*What is being asked:* What lines of the data below hold "description"? Show them.

[Supplied data]

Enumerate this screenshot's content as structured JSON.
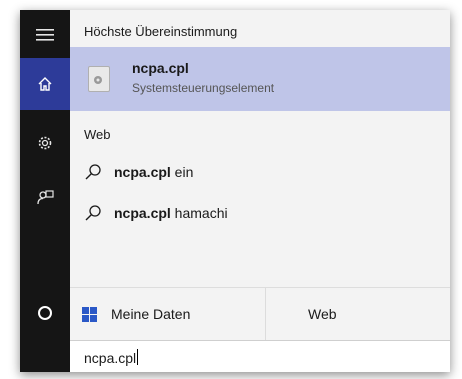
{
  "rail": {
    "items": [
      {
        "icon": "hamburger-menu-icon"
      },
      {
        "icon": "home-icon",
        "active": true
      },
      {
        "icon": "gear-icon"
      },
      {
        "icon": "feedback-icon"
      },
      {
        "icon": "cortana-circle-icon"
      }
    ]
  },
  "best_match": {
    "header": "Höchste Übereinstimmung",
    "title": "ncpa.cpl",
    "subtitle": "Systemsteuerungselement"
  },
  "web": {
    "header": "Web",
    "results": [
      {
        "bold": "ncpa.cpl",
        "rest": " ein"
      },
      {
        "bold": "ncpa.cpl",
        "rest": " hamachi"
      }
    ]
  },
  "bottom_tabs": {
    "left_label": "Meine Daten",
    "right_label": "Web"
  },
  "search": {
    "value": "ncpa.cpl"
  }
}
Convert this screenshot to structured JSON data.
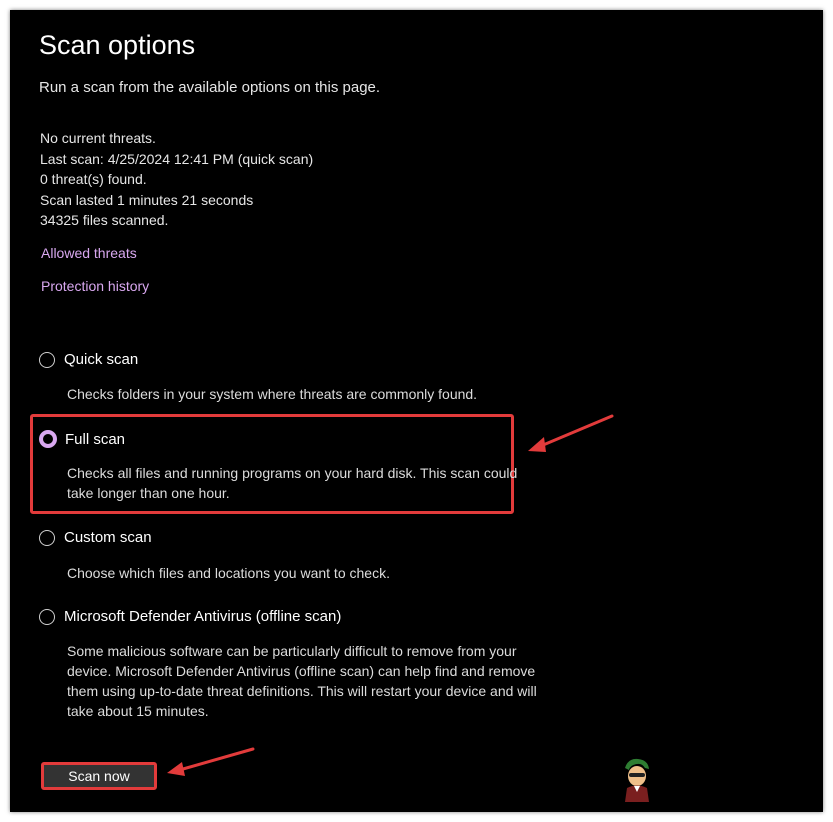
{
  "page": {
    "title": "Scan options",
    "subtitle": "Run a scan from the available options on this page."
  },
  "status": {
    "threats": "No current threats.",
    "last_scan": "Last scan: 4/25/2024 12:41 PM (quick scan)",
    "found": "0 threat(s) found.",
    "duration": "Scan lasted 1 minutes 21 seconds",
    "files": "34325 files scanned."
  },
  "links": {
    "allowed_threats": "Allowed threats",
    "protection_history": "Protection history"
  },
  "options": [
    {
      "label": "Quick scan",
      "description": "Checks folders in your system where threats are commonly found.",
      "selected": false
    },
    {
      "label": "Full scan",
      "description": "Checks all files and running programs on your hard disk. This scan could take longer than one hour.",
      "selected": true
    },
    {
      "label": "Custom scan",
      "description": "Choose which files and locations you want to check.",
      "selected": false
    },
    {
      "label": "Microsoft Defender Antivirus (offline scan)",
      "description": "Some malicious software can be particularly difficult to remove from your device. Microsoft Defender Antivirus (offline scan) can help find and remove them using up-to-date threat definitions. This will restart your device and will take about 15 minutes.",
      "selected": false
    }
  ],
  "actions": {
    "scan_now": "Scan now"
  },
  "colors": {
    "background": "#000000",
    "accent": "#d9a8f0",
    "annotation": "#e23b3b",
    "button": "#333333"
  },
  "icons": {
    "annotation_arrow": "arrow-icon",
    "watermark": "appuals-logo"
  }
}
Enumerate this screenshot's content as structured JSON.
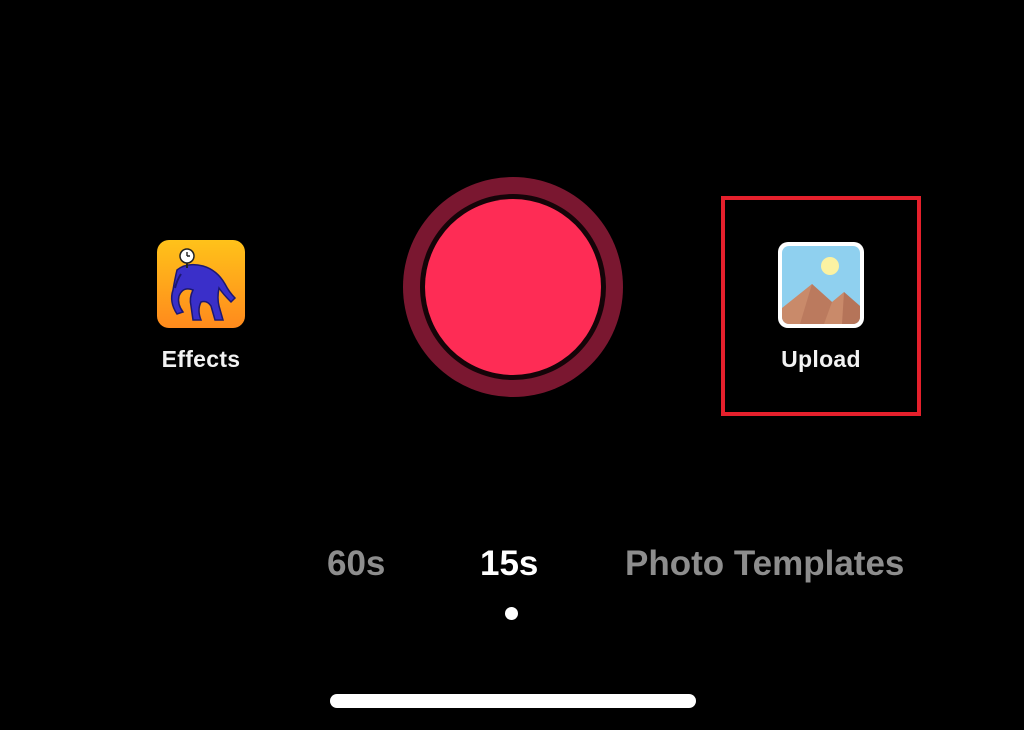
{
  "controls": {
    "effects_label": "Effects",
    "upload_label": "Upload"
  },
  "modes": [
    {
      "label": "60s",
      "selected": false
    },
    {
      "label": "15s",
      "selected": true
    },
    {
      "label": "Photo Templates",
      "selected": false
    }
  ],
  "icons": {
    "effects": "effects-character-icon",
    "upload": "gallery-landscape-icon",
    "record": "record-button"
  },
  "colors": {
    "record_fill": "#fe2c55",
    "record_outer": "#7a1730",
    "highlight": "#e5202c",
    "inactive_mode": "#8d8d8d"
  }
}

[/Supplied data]
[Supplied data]

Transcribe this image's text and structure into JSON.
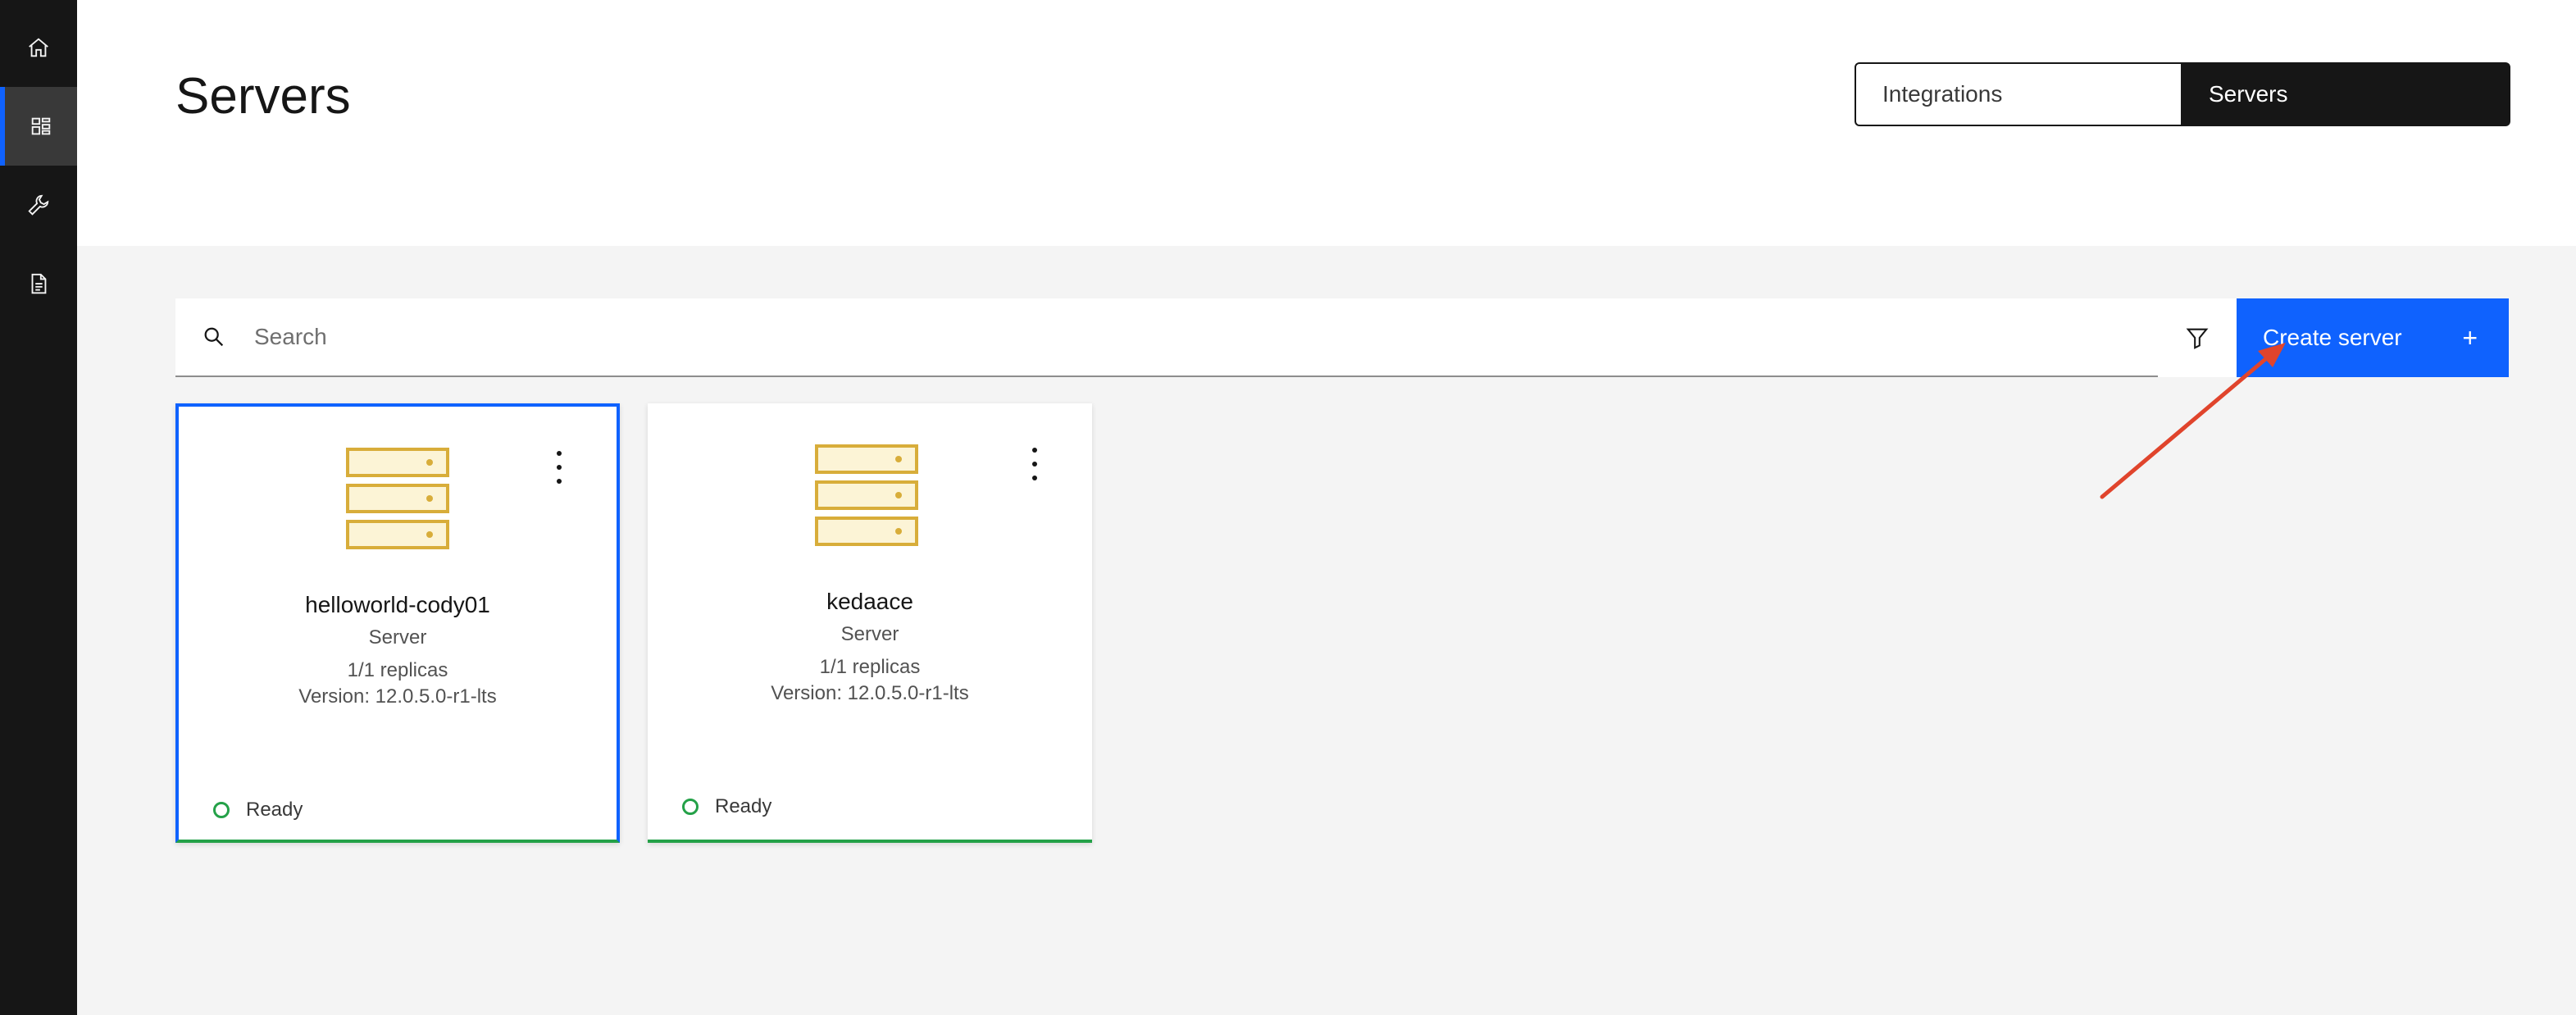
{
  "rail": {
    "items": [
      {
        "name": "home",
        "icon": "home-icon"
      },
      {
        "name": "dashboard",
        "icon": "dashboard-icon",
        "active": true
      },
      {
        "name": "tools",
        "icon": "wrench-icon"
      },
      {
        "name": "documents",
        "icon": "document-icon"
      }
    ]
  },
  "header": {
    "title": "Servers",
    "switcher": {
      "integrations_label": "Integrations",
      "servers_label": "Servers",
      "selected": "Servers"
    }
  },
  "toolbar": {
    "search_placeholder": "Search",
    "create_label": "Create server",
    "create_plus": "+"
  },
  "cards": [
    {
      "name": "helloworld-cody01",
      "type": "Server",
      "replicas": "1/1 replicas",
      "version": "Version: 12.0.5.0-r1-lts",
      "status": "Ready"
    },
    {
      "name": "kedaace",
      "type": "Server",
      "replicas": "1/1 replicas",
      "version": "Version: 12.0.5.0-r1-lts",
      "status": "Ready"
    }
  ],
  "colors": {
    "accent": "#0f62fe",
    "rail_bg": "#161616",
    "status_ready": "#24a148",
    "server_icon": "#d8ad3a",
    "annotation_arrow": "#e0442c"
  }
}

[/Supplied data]

*Exercise answer:*
      "description": "Checks folders in your system where threats are commonly found.",
      "description": "Checks all files and running programs on your hard disk. This scan could take longer than one hour.",
      "description": "Choose which files and locations you want to check.",
      "description": "Some malicious software can be particularly difficult to remove from your device. Microsoft Defender Antivirus (offline scan) can help find and remove them using up-to-date threat definitions. This will restart your device and will take about 15 minutes.",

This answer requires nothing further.